*YOUR OBJECTIVE*.
All of the records should be restated word for word.

*DATA RECORDS*.

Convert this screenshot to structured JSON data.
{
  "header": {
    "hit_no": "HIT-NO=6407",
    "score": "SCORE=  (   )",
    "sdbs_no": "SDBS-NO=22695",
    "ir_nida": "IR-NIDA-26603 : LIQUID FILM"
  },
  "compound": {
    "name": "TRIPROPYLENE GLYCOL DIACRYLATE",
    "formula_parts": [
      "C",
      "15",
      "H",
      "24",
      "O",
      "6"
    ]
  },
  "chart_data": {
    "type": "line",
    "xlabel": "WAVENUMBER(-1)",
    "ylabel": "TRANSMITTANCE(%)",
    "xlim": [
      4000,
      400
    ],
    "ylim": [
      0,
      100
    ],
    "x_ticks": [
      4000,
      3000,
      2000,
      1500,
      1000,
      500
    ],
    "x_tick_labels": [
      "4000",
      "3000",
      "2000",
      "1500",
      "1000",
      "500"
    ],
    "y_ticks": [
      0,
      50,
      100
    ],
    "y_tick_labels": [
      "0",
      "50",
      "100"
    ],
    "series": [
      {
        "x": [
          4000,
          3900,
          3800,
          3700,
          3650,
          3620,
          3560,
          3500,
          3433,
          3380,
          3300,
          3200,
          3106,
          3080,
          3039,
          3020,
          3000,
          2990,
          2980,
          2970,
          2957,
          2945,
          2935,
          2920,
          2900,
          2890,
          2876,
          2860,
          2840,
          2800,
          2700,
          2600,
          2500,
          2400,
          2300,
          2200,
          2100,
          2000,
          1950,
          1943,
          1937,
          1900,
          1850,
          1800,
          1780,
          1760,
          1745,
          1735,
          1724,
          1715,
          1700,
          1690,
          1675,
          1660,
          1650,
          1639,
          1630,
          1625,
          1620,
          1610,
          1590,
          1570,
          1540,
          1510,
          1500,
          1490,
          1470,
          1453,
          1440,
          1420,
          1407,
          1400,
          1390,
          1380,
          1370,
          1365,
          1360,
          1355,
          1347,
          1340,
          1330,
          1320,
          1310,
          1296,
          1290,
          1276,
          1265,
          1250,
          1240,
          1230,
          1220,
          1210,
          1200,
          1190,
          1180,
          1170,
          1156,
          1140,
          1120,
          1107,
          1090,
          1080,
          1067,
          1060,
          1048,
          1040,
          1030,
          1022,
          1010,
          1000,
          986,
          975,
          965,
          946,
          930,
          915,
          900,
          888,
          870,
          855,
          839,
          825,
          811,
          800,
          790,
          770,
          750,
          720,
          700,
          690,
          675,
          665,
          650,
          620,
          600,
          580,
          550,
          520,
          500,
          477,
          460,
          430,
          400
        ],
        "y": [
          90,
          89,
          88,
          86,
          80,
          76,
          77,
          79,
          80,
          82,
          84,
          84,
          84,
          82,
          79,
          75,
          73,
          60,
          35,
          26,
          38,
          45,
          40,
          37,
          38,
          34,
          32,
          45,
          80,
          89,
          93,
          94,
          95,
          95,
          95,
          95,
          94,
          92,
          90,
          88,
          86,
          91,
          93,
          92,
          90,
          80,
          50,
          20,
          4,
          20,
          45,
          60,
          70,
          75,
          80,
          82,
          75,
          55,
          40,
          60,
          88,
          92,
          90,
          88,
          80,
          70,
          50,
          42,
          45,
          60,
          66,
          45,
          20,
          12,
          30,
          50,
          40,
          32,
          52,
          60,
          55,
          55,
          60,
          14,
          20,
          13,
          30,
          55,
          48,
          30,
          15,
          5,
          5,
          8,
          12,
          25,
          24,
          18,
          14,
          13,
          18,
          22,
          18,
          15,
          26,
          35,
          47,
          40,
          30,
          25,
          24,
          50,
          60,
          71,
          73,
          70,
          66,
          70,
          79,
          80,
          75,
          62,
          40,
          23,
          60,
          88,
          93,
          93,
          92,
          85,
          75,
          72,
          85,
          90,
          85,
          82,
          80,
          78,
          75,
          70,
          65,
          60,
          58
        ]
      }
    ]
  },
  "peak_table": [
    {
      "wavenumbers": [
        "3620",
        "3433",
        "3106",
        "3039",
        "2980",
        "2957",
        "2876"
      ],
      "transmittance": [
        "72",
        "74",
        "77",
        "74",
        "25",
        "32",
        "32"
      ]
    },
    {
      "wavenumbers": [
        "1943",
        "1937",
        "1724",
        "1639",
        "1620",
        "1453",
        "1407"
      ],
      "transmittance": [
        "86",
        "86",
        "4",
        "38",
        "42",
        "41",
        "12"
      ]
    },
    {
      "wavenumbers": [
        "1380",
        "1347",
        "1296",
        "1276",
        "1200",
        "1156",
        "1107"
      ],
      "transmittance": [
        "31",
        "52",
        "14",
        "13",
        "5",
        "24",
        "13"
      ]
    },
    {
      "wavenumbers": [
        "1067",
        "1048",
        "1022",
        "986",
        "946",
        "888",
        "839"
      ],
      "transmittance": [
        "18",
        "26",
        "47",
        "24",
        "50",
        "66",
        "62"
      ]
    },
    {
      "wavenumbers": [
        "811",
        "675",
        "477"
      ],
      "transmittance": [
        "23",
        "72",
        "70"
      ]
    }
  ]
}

*SOLVED EXERCISE*.
Convert this screenshot to structured JSON data.
{
  "header": {
    "hit_no": "HIT-NO=6407",
    "score": "SCORE=  (   )",
    "sdbs_no": "SDBS-NO=22695",
    "ir_nida": "IR-NIDA-26603 : LIQUID FILM"
  },
  "compound": {
    "name": "TRIPROPYLENE GLYCOL DIACRYLATE",
    "formula_parts": [
      "C",
      "15",
      "H",
      "24",
      "O",
      "6"
    ]
  },
  "chart_data": {
    "type": "line",
    "xlabel": "WAVENUMBER(-1)",
    "ylabel": "TRANSMITTANCE(%)",
    "xlim": [
      4000,
      400
    ],
    "ylim": [
      0,
      100
    ],
    "x_ticks": [
      4000,
      3000,
      2000,
      1500,
      1000,
      500
    ],
    "x_tick_labels": [
      "4000",
      "3000",
      "2000",
      "1500",
      "1000",
      "500"
    ],
    "y_ticks": [
      0,
      50,
      100
    ],
    "y_tick_labels": [
      "0",
      "50",
      "100"
    ],
    "series": [
      {
        "x": [
          4000,
          3900,
          3800,
          3700,
          3650,
          3620,
          3560,
          3500,
          3433,
          3380,
          3300,
          3200,
          3106,
          3080,
          3039,
          3020,
          3000,
          2990,
          2980,
          2970,
          2957,
          2945,
          2935,
          2920,
          2900,
          2890,
          2876,
          2860,
          2840,
          2800,
          2700,
          2600,
          2500,
          2400,
          2300,
          2200,
          2100,
          2000,
          1950,
          1943,
          1937,
          1900,
          1850,
          1800,
          1780,
          1760,
          1745,
          1735,
          1724,
          1715,
          1700,
          1690,
          1675,
          1660,
          1650,
          1639,
          1630,
          1625,
          1620,
          1610,
          1590,
          1570,
          1540,
          1510,
          1500,
          1490,
          1470,
          1453,
          1440,
          1420,
          1407,
          1400,
          1390,
          1380,
          1370,
          1365,
          1360,
          1355,
          1347,
          1340,
          1330,
          1320,
          1310,
          1296,
          1290,
          1276,
          1265,
          1250,
          1240,
          1230,
          1220,
          1210,
          1200,
          1190,
          1180,
          1170,
          1156,
          1140,
          1120,
          1107,
          1090,
          1080,
          1067,
          1060,
          1048,
          1040,
          1030,
          1022,
          1010,
          1000,
          986,
          975,
          965,
          946,
          930,
          915,
          900,
          888,
          870,
          855,
          839,
          825,
          811,
          800,
          790,
          770,
          750,
          720,
          700,
          690,
          675,
          665,
          650,
          620,
          600,
          580,
          550,
          520,
          500,
          477,
          460,
          430,
          400
        ],
        "y": [
          90,
          89,
          88,
          86,
          80,
          76,
          77,
          79,
          80,
          82,
          84,
          84,
          84,
          82,
          79,
          75,
          73,
          60,
          35,
          26,
          38,
          45,
          40,
          37,
          38,
          34,
          32,
          45,
          80,
          89,
          93,
          94,
          95,
          95,
          95,
          95,
          94,
          92,
          90,
          88,
          86,
          91,
          93,
          92,
          90,
          80,
          50,
          20,
          4,
          20,
          45,
          60,
          70,
          75,
          80,
          82,
          75,
          55,
          40,
          60,
          88,
          92,
          90,
          88,
          80,
          70,
          50,
          42,
          45,
          60,
          66,
          45,
          20,
          12,
          30,
          50,
          40,
          32,
          52,
          60,
          55,
          55,
          60,
          14,
          20,
          13,
          30,
          55,
          48,
          30,
          15,
          5,
          5,
          8,
          12,
          25,
          24,
          18,
          14,
          13,
          18,
          22,
          18,
          15,
          26,
          35,
          47,
          40,
          30,
          25,
          24,
          50,
          60,
          71,
          73,
          70,
          66,
          70,
          79,
          80,
          75,
          62,
          40,
          23,
          60,
          88,
          93,
          93,
          92,
          85,
          75,
          72,
          85,
          90,
          85,
          82,
          80,
          78,
          75,
          70,
          65,
          60,
          58
        ]
      }
    ]
  },
  "peak_table": [
    {
      "wavenumbers": [
        "3620",
        "3433",
        "3106",
        "3039",
        "2980",
        "2957",
        "2876"
      ],
      "transmittance": [
        "72",
        "74",
        "77",
        "74",
        "25",
        "32",
        "32"
      ]
    },
    {
      "wavenumbers": [
        "1943",
        "1937",
        "1724",
        "1639",
        "1620",
        "1453",
        "1407"
      ],
      "transmittance": [
        "86",
        "86",
        "4",
        "38",
        "42",
        "41",
        "12"
      ]
    },
    {
      "wavenumbers": [
        "1380",
        "1347",
        "1296",
        "1276",
        "1200",
        "1156",
        "1107"
      ],
      "transmittance": [
        "31",
        "52",
        "14",
        "13",
        "5",
        "24",
        "13"
      ]
    },
    {
      "wavenumbers": [
        "1067",
        "1048",
        "1022",
        "986",
        "946",
        "888",
        "839"
      ],
      "transmittance": [
        "18",
        "26",
        "47",
        "24",
        "50",
        "66",
        "62"
      ]
    },
    {
      "wavenumbers": [
        "811",
        "675",
        "477"
      ],
      "transmittance": [
        "23",
        "72",
        "70"
      ]
    }
  ]
}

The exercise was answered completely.